● Alternatively, or in conjunction, could be measured as a rate (i.e. PM removed per minute or hour)
Assuming the technology presents a given area to the polluted air (e.g. as a fan’s intake, or a static surface), it has to extract pollution at a comparable rate to that of the (local) emissions source, or the rate of pollutant delivery (by wind and diffusion). For example, a canyon type street (with no wind) might have to extract pollutants at a similar rate to the total vehicle emissions on that street - but if only part of the street has the clean air technology fitted then it might have to extract pollutants at a faster rate. Admittedly, this complicates matters because we have to know how the technology will be deployed spatially. So rate of extraction might be required, e.g.:
micrograms of pollutant per unit surface area (of the technology’s interface) per minute.
Re: Total Gases removed
Similar to PM (above).
Re: Minimum Length of Time Tested
To test durability and operation under a wide range of weather conditions the longer the better. Testing in extremes of weather is relevant (summer, sun, hot, winter, cold, windy, no wind, atmospheric inversion layer, fog). Yes: include maintenance (and pollutant removal) aspects in the test cycle.
Re: Energy usage
Yes: assess energy consumption (per mass of pollutant extracted?) and the technology’s own environmental impact (emissions, etc.).
Re: Land Use / Footprint
Needs to be assessed (and see example above with canyon street).
Re: Waste Disposal
It might be useful to know how the collected waste is extracted from the device, how easy it is to do, and how often. For example, would a lane on a street have to be closed while the waste is extracted? Is the process risk free? What are the costs?
Re: Water Usage
If a technology proposes flushing the waste down the drains then the environmental impact of that should be considered [consult the relevant waste water authority].

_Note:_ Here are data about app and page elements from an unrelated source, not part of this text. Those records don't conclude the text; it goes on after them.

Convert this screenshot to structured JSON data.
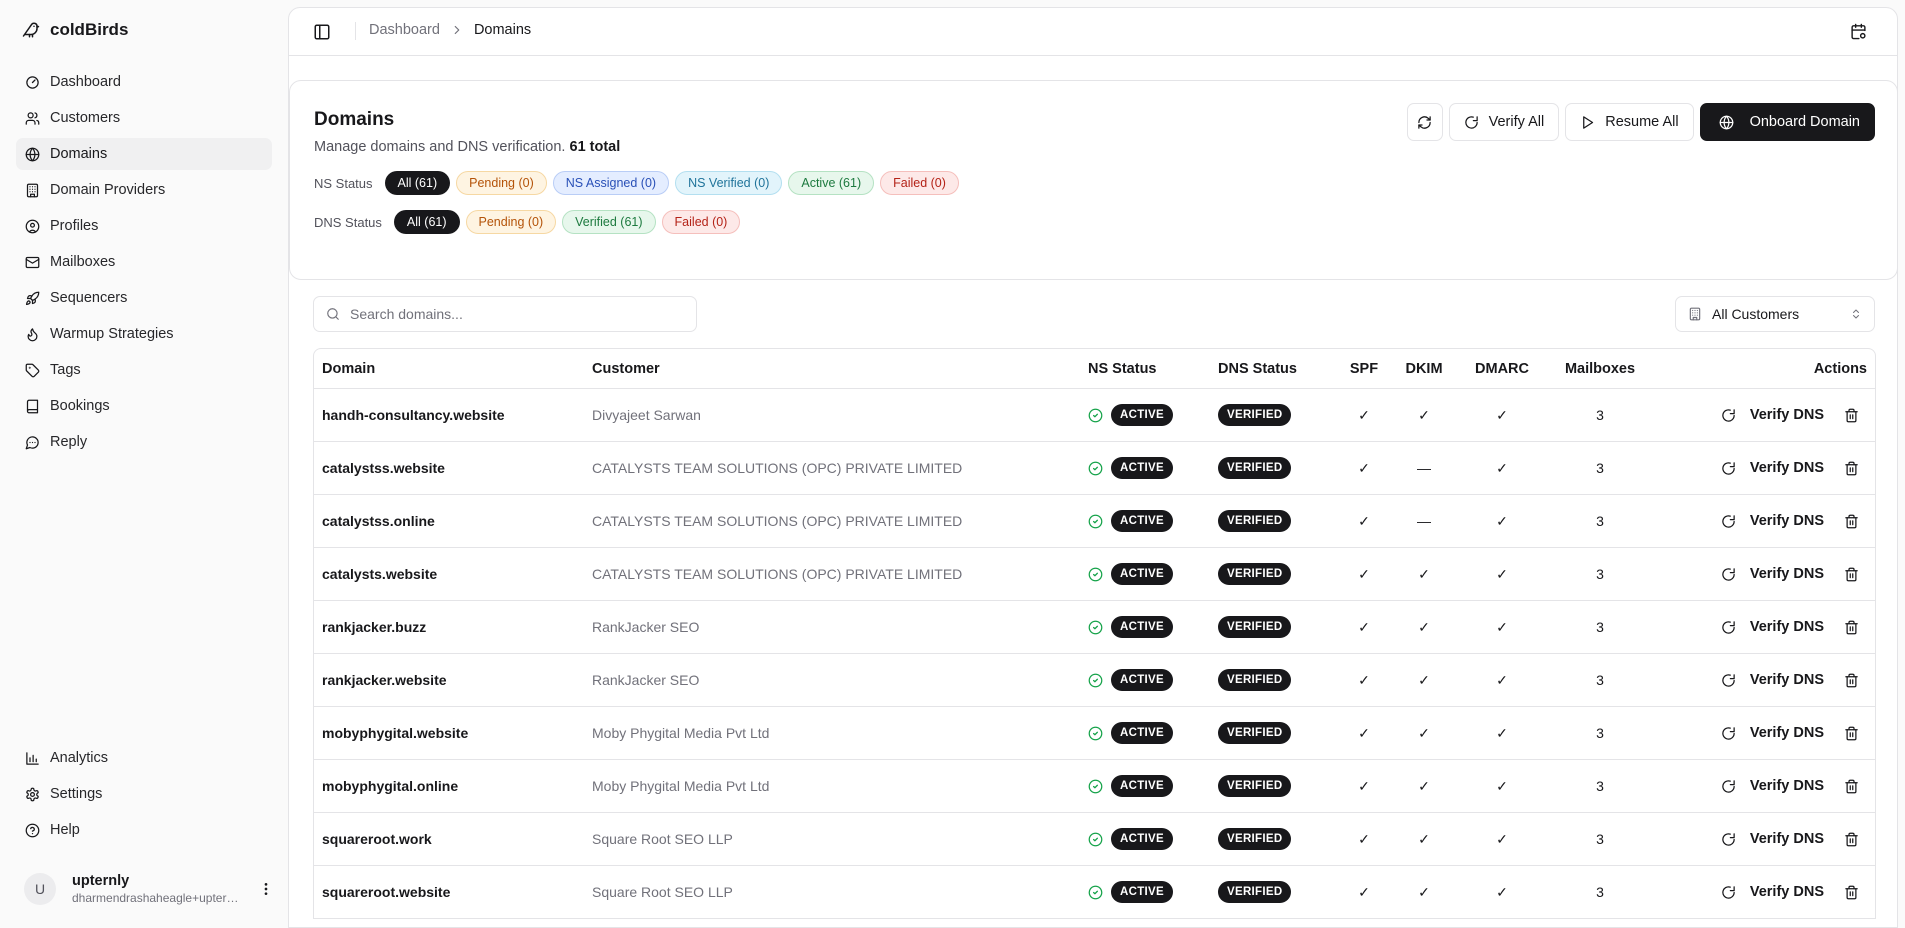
{
  "app": {
    "name": "coldBirds"
  },
  "sidebar": {
    "items": [
      {
        "label": "Dashboard",
        "icon": "gauge-icon",
        "active": false
      },
      {
        "label": "Customers",
        "icon": "users-icon",
        "active": false
      },
      {
        "label": "Domains",
        "icon": "globe-icon",
        "active": true
      },
      {
        "label": "Domain Providers",
        "icon": "server-icon",
        "active": false
      },
      {
        "label": "Profiles",
        "icon": "user-circle-icon",
        "active": false
      },
      {
        "label": "Mailboxes",
        "icon": "mail-icon",
        "active": false
      },
      {
        "label": "Sequencers",
        "icon": "rocket-icon",
        "active": false
      },
      {
        "label": "Warmup Strategies",
        "icon": "flame-icon",
        "active": false
      },
      {
        "label": "Tags",
        "icon": "tag-icon",
        "active": false
      },
      {
        "label": "Bookings",
        "icon": "book-icon",
        "active": false
      },
      {
        "label": "Reply",
        "icon": "message-icon",
        "active": false
      }
    ],
    "bottom_items": [
      {
        "label": "Analytics",
        "icon": "bar-chart-icon"
      },
      {
        "label": "Settings",
        "icon": "gear-icon"
      },
      {
        "label": "Help",
        "icon": "help-icon"
      }
    ],
    "user": {
      "initial": "U",
      "name": "upternly",
      "email": "dharmendrashaheagle+upternly@gmail.com"
    }
  },
  "breadcrumb": {
    "parent": "Dashboard",
    "current": "Domains"
  },
  "header": {
    "title": "Domains",
    "subtitle": "Manage domains and DNS verification.",
    "total": "61 total",
    "buttons": {
      "verify_all": "Verify All",
      "resume_all": "Resume All",
      "onboard": "Onboard Domain"
    }
  },
  "filters": {
    "ns_label": "NS Status",
    "ns": [
      {
        "label": "All (61)",
        "style": "sel"
      },
      {
        "label": "Pending (0)",
        "style": "p-pending"
      },
      {
        "label": "NS Assigned (0)",
        "style": "p-nsassigned"
      },
      {
        "label": "NS Verified (0)",
        "style": "p-nsverified"
      },
      {
        "label": "Active (61)",
        "style": "p-active"
      },
      {
        "label": "Failed (0)",
        "style": "p-failed"
      }
    ],
    "dns_label": "DNS Status",
    "dns": [
      {
        "label": "All (61)",
        "style": "sel"
      },
      {
        "label": "Pending (0)",
        "style": "p-pending"
      },
      {
        "label": "Verified (61)",
        "style": "p-active"
      },
      {
        "label": "Failed (0)",
        "style": "p-failed"
      }
    ]
  },
  "search": {
    "placeholder": "Search domains...",
    "value": ""
  },
  "customer_filter": {
    "selected": "All Customers"
  },
  "table": {
    "columns": [
      "Domain",
      "Customer",
      "NS Status",
      "DNS Status",
      "SPF",
      "DKIM",
      "DMARC",
      "Mailboxes",
      "Actions"
    ],
    "action_label": "Verify DNS",
    "rows": [
      {
        "domain": "handh-consultancy.website",
        "customer": "Divyajeet Sarwan",
        "ns": "ACTIVE",
        "dns": "VERIFIED",
        "spf": "✓",
        "dkim": "✓",
        "dmarc": "✓",
        "mailboxes": "3"
      },
      {
        "domain": "catalystss.website",
        "customer": "CATALYSTS TEAM SOLUTIONS (OPC) PRIVATE LIMITED",
        "ns": "ACTIVE",
        "dns": "VERIFIED",
        "spf": "✓",
        "dkim": "—",
        "dmarc": "✓",
        "mailboxes": "3"
      },
      {
        "domain": "catalystss.online",
        "customer": "CATALYSTS TEAM SOLUTIONS (OPC) PRIVATE LIMITED",
        "ns": "ACTIVE",
        "dns": "VERIFIED",
        "spf": "✓",
        "dkim": "—",
        "dmarc": "✓",
        "mailboxes": "3"
      },
      {
        "domain": "catalysts.website",
        "customer": "CATALYSTS TEAM SOLUTIONS (OPC) PRIVATE LIMITED",
        "ns": "ACTIVE",
        "dns": "VERIFIED",
        "spf": "✓",
        "dkim": "✓",
        "dmarc": "✓",
        "mailboxes": "3"
      },
      {
        "domain": "rankjacker.buzz",
        "customer": "RankJacker SEO",
        "ns": "ACTIVE",
        "dns": "VERIFIED",
        "spf": "✓",
        "dkim": "✓",
        "dmarc": "✓",
        "mailboxes": "3"
      },
      {
        "domain": "rankjacker.website",
        "customer": "RankJacker SEO",
        "ns": "ACTIVE",
        "dns": "VERIFIED",
        "spf": "✓",
        "dkim": "✓",
        "dmarc": "✓",
        "mailboxes": "3"
      },
      {
        "domain": "mobyphygital.website",
        "customer": "Moby Phygital Media Pvt Ltd",
        "ns": "ACTIVE",
        "dns": "VERIFIED",
        "spf": "✓",
        "dkim": "✓",
        "dmarc": "✓",
        "mailboxes": "3"
      },
      {
        "domain": "mobyphygital.online",
        "customer": "Moby Phygital Media Pvt Ltd",
        "ns": "ACTIVE",
        "dns": "VERIFIED",
        "spf": "✓",
        "dkim": "✓",
        "dmarc": "✓",
        "mailboxes": "3"
      },
      {
        "domain": "squareroot.work",
        "customer": "Square Root SEO LLP",
        "ns": "ACTIVE",
        "dns": "VERIFIED",
        "spf": "✓",
        "dkim": "✓",
        "dmarc": "✓",
        "mailboxes": "3"
      },
      {
        "domain": "squareroot.website",
        "customer": "Square Root SEO LLP",
        "ns": "ACTIVE",
        "dns": "VERIFIED",
        "spf": "✓",
        "dkim": "✓",
        "dmarc": "✓",
        "mailboxes": "3"
      }
    ]
  },
  "colors": {
    "accent": "#18181b",
    "success": "#16a34a"
  }
}
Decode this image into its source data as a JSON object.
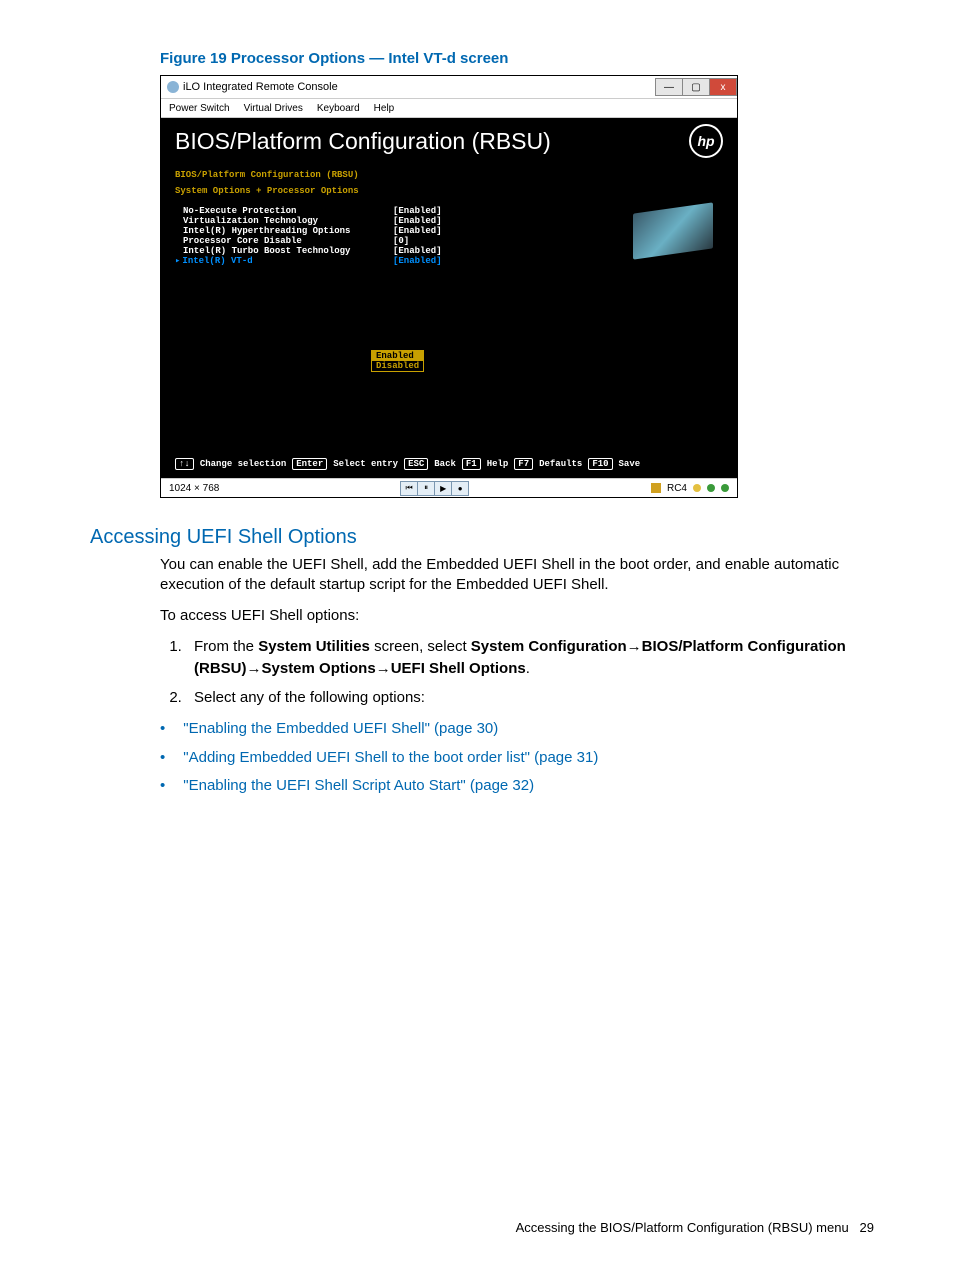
{
  "figure_caption": "Figure 19 Processor Options — Intel VT-d screen",
  "window": {
    "title": "iLO Integrated Remote Console",
    "menus": [
      "Power Switch",
      "Virtual Drives",
      "Keyboard",
      "Help"
    ],
    "min_label": "—",
    "max_label": "▢",
    "close_label": "x"
  },
  "bios": {
    "title": "BIOS/Platform Configuration (RBSU)",
    "logo_text": "hp",
    "crumb1": "BIOS/Platform Configuration (RBSU)",
    "crumb2": "System Options + Processor Options",
    "options": [
      {
        "name": "No-Execute Protection",
        "value": "[Enabled]"
      },
      {
        "name": "Virtualization Technology",
        "value": "[Enabled]"
      },
      {
        "name": "Intel(R) Hyperthreading Options",
        "value": "[Enabled]"
      },
      {
        "name": "Processor Core Disable",
        "value": "[0]"
      },
      {
        "name": "Intel(R) Turbo Boost Technology",
        "value": "[Enabled]"
      },
      {
        "name": "Intel(R) VT-d",
        "value": "[Enabled]"
      }
    ],
    "picker": {
      "enabled": "Enabled",
      "disabled": "Disabled"
    },
    "footer": {
      "k1": "↑↓",
      "l1": "Change selection",
      "k2": "Enter",
      "l2": "Select entry",
      "k3": "ESC",
      "l3": "Back",
      "k4": "F1",
      "l4": "Help",
      "k5": "F7",
      "l5": "Defaults",
      "k6": "F10",
      "l6": "Save"
    }
  },
  "statusbar": {
    "resolution": "1024 × 768",
    "rc_label": "RC4"
  },
  "section_heading": "Accessing UEFI Shell Options",
  "para1": "You can enable the UEFI Shell, add the Embedded UEFI Shell in the boot order, and enable automatic execution of the default startup script for the Embedded UEFI Shell.",
  "para2": "To access UEFI Shell options:",
  "step1": {
    "prefix": "From the ",
    "b1": "System Utilities",
    "mid1": " screen, select ",
    "b2": "System Configuration",
    "arrow1": "→",
    "b3": "BIOS/Platform Configuration (RBSU)",
    "arrow2": "→",
    "b4": "System Options",
    "arrow3": "→",
    "b5": "UEFI Shell Options",
    "suffix": "."
  },
  "step2": "Select any of the following options:",
  "links": [
    "\"Enabling the Embedded UEFI Shell\" (page 30)",
    "\"Adding Embedded UEFI Shell to the boot order list\" (page 31)",
    "\"Enabling the UEFI Shell Script Auto Start\" (page 32)"
  ],
  "footer": {
    "text": "Accessing the BIOS/Platform Configuration (RBSU) menu",
    "page": "29"
  }
}
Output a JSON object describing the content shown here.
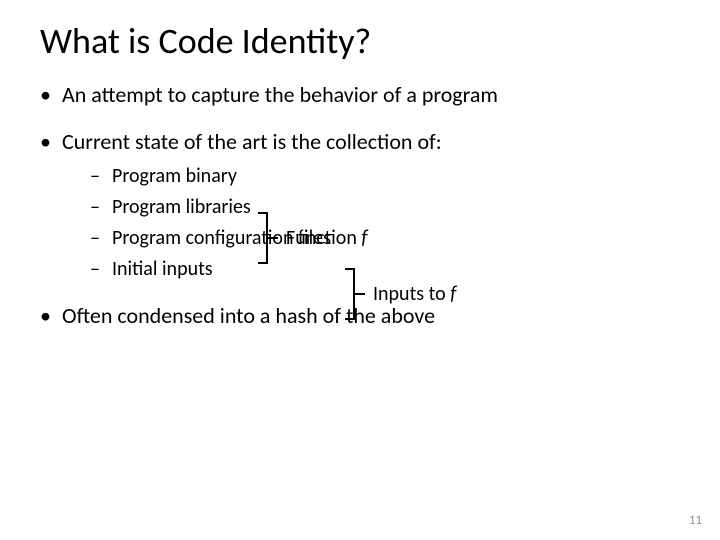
{
  "title": "What is Code Identity?",
  "bullets": {
    "b1": "An attempt to capture the behavior of a program",
    "b2": "Current state of the art is the collection of:",
    "sub1": "Program binary",
    "sub2": "Program libraries",
    "sub3": "Program configuration files",
    "sub4": "Initial inputs",
    "b3": "Often condensed into a hash of the above"
  },
  "annotations": {
    "func_prefix": "Function ",
    "func_var": "f",
    "inputs_prefix": "Inputs to ",
    "inputs_var": "f"
  },
  "page_number": "11"
}
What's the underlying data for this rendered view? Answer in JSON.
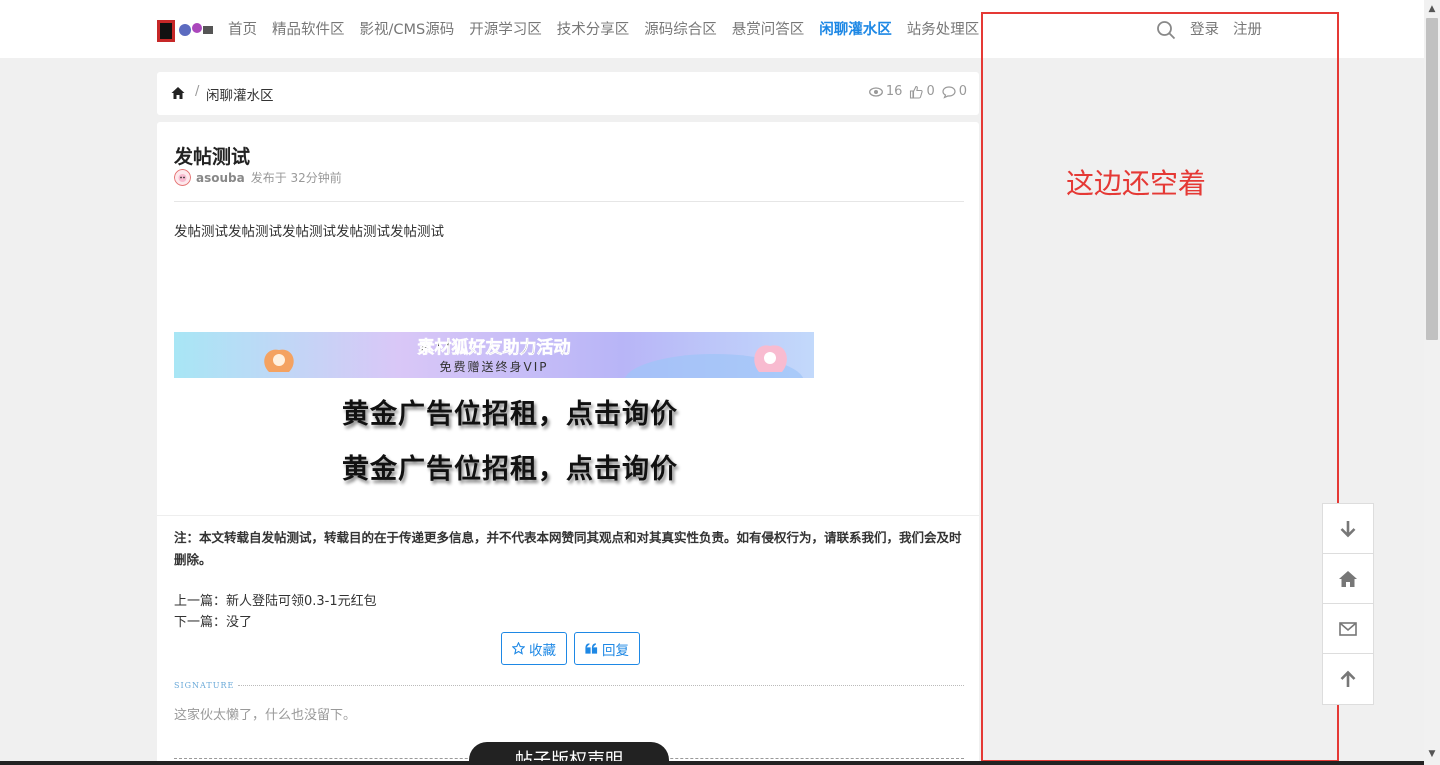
{
  "header": {
    "nav": [
      "首页",
      "精品软件区",
      "影视/CMS源码",
      "开源学习区",
      "技术分享区",
      "源码综合区",
      "悬赏问答区",
      "闲聊灌水区",
      "站务处理区"
    ],
    "active_nav": "闲聊灌水区",
    "login": "登录",
    "register": "注册"
  },
  "breadcrumb": {
    "separator": "/",
    "current": "闲聊灌水区",
    "views": "16",
    "likes": "0",
    "comments": "0"
  },
  "post": {
    "title": "发帖测试",
    "author": "asouba",
    "time": "发布于 32分钟前",
    "body": "发帖测试发帖测试发帖测试发帖测试发帖测试",
    "banner_title": "素材狐好友助力活动",
    "banner_sub": "免费赠送终身VIP",
    "ad1": "黄金广告位招租，点击询价",
    "ad2": "黄金广告位招租，点击询价",
    "notice": "注：本文转载自发帖测试，转载目的在于传递更多信息，并不代表本网赞同其观点和对其真实性负责。如有侵权行为，请联系我们，我们会及时删除。",
    "prev": "上一篇：新人登陆可领0.3-1元红包",
    "next": "下一篇：没了",
    "favorite": "收藏",
    "reply": "回复",
    "signature_label": "SIGNATURE",
    "signature_text": "这家伙太懒了，什么也没留下。",
    "copyright": "帖子版权声明"
  },
  "annotation": {
    "text": "这边还空着",
    "color": "#e53935"
  },
  "colors": {
    "accent": "#1e88e5",
    "background": "#f0f0f0"
  },
  "icons": [
    "search-icon",
    "home-icon",
    "eye-icon",
    "thumbs-up-icon",
    "comment-icon",
    "star-icon",
    "quote-icon",
    "arrow-down-icon",
    "home-tool-icon",
    "mail-icon",
    "arrow-up-icon"
  ]
}
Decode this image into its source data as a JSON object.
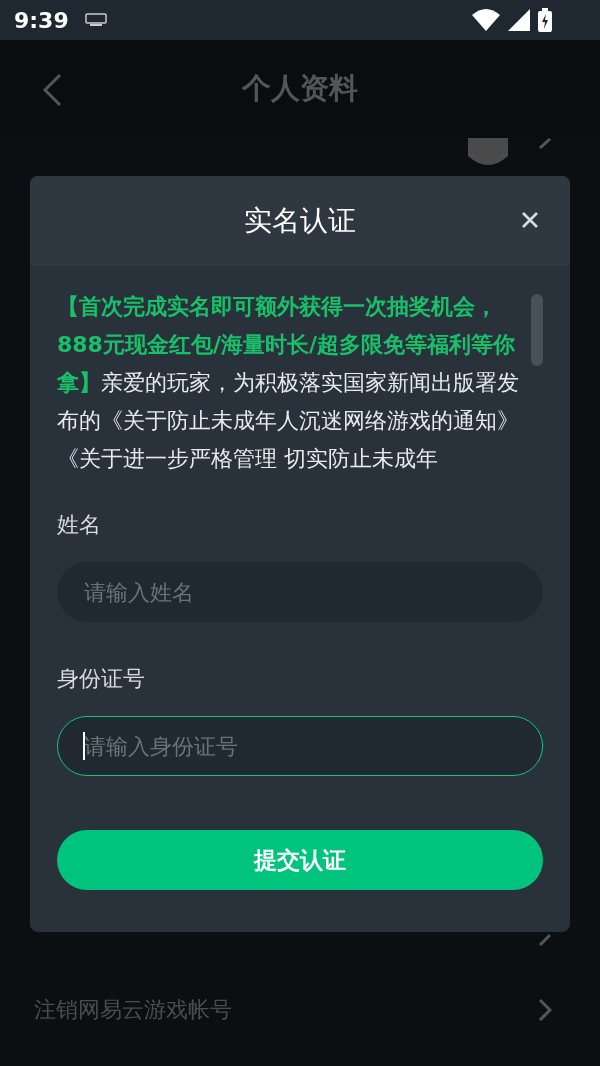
{
  "status_bar": {
    "time": "9:39"
  },
  "header": {
    "title": "个人资料"
  },
  "background_rows": [
    {
      "kind": "avatar"
    },
    {
      "kind": "plain"
    },
    {
      "kind": "text",
      "label": "注销网易云游戏帐号"
    }
  ],
  "dialog": {
    "title": "实名认证",
    "notice": "**【首次完成实名即可额外获得一次抽奖机会，888元现金红包/海量时长/超多限免等福利等你拿】**亲爱的玩家，为积极落实国家新闻出版署发布的《关于防止未成年人沉迷网络游戏的通知》《关于进一步严格管理 切实防止未成年",
    "fields": [
      {
        "label": "姓名",
        "placeholder": "请输入姓名",
        "focused": false
      },
      {
        "label": "身份证号",
        "placeholder": "请输入身份证号",
        "focused": true
      }
    ],
    "submit": "提交认证"
  }
}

All costs are of interest (capital, installation, operation and maintenance), but it’s always difficult justifying whether a proposed environmental solution is worth it. For the purposes of the challenge, if all other factors are equal amongst competitors’ solutions then cost might be the deciding factor. Perhaps a maximum viable cost could be crudely estimated by looking at something like the London congestion pricing and its new emissions related charge (specifically) and using that as a guide to derive a maximum cost for a technology. [Assuming a scenario where vehicle emissions are the primary concern. Not sure how to approach other (more complex) scenarios.]
Re: Monitoring - Reporting - Modeling
This might be a separate, but worthwhile, XPRIZE. It could be independent of the air cleaning technology prize. Although the infrastructure for an air cleaning approach would need to monitor that the air cleaning technology is working efficiently and air quality levels are maintained as expected.
Re: Waste Conversion Bonus Prize/Points
In the “upcycling” world we might want to turn the waste into a useful form. (Whilst being careful what it is used for, as some pollutants are toxic and will probably remain so.) Depending on the actual scale of deployment though, the quantity of waste might be relatively small.